Finance Minister Silvan Shalom and his top advisers will meet with Defense Minister Binyamin Ben-Eliezer and his senior men Sunday in an attempt to reach an agreement over the cuts to the 2003 defense budget.

Treasury director-general Ohad Marani, head of the budget department, Ori Yogev, andd deputy chief of the department in charge of the defense budget, Kobi Haver will attend the meeting, as will Defense Ministry director-general Amos Yaron and the financial adviser to the chief of staff, Brigadier General Muli Ben Zvi.

The treasury is hoping to reach a quiet agreement with the defense establishment, as it has in previous years. The Finance Ministry is due to present the reduced defense budget to Prime Minister Ariel Sharon in the coming week.

Ben-Eliezer and his director-general said last weekend that they would in fact be seeking more funds for the defense budget because of the continuing intifada and the tensions along the northern border, and that they would not agree to any cuts to their ministry's budget. Should the defense and finance ministries fail to reach an agreement, it will be up to Sharon to make the final decision.

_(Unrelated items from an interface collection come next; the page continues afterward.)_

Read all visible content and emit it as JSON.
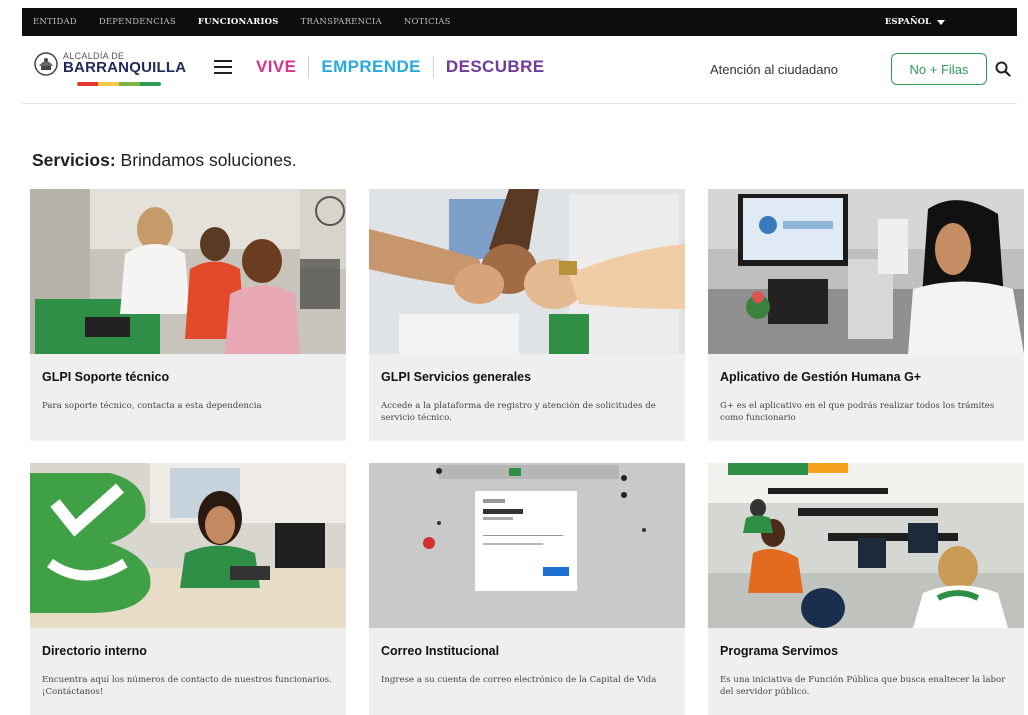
{
  "topnav": {
    "items": [
      "ENTIDAD",
      "DEPENDENCIAS",
      "FUNCIONARIOS",
      "TRANSPARENCIA",
      "NOTICIAS"
    ],
    "active": "FUNCIONARIOS",
    "language": "ESPAÑOL"
  },
  "header": {
    "logo_small": "ALCALDÍA DE",
    "logo_big": "BARRANQUILLA",
    "logo_stripe_colors": [
      "#e53935",
      "#f7c948",
      "#7cb342",
      "#2e9b55"
    ],
    "nav": [
      {
        "label": "VIVE",
        "color": "#d6338a"
      },
      {
        "label": "EMPRENDE",
        "color": "#29a9e0"
      },
      {
        "label": "DESCUBRE",
        "color": "#6f3a9a"
      }
    ],
    "atencion": "Atención al ciudadano",
    "filas_button": "No + Filas",
    "filas_color": "#2e9b55",
    "search_icon": "search-icon",
    "menu_icon": "hamburger-menu-icon"
  },
  "section": {
    "title_bold": "Servicios:",
    "title_rest": " Brindamos soluciones."
  },
  "cards": [
    {
      "title": "GLPI Soporte técnico",
      "desc": "Para soporte técnico, contacta a esta dependencia"
    },
    {
      "title": "GLPI Servicios generales",
      "desc": "Accede a la plataforma de registro y atención de solicitudes de servicio técnico."
    },
    {
      "title": "Aplicativo de Gestión Humana G+",
      "desc": "G+ es el aplicativo en el que podrás realizar todos los trámites como funcionario"
    },
    {
      "title": "Directorio interno",
      "desc": "Encuentra aquí los números de contacto de nuestros funcionarios. ¡Contáctanos!"
    },
    {
      "title": "Correo Institucional",
      "desc": "Ingrese a su cuenta de correo electrónico de la Capital de Vida"
    },
    {
      "title": "Programa Servimos",
      "desc": "Es una iniciativa de Función Pública que busca enaltecer la labor del servidor público."
    }
  ]
}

The treasury is looking to cut NIS 8-9 billion from the 2003 budget, including NIS 2-3 billion from the defense budget. During the wrangling over the cuts, the treasury is hoping to raise the issue of the need to reform the defense establishment, including a reexamination of the traditional division of labor between the IDF and its branches, the police force and the Border Police.

An additional reform the Finance Ministry is seeking to push, as soon as next year, is a switch from a guaranteed pension plan to one where the employee contributes toward his pension. This could save the state coffers billions of shekels over the years. State workers completed their move to this system earlier this year, and the treasury believes that the time has come for the defense establishment to do the same, even though the benefits are long-term, rather than immediate.

Defense and treasury officials have been discussing this issue for many years. The defense establishment believes that it will significantly cut into its employees' monthly wages, as they will have to pay toward their pensions. The result of these years of discussions is that the defense establishment and the treasury had an unwritten agreement that the defense establishment would be the last members of the public sector to switch to this pension scheme. The treasury is now seeking to cash in this agreement.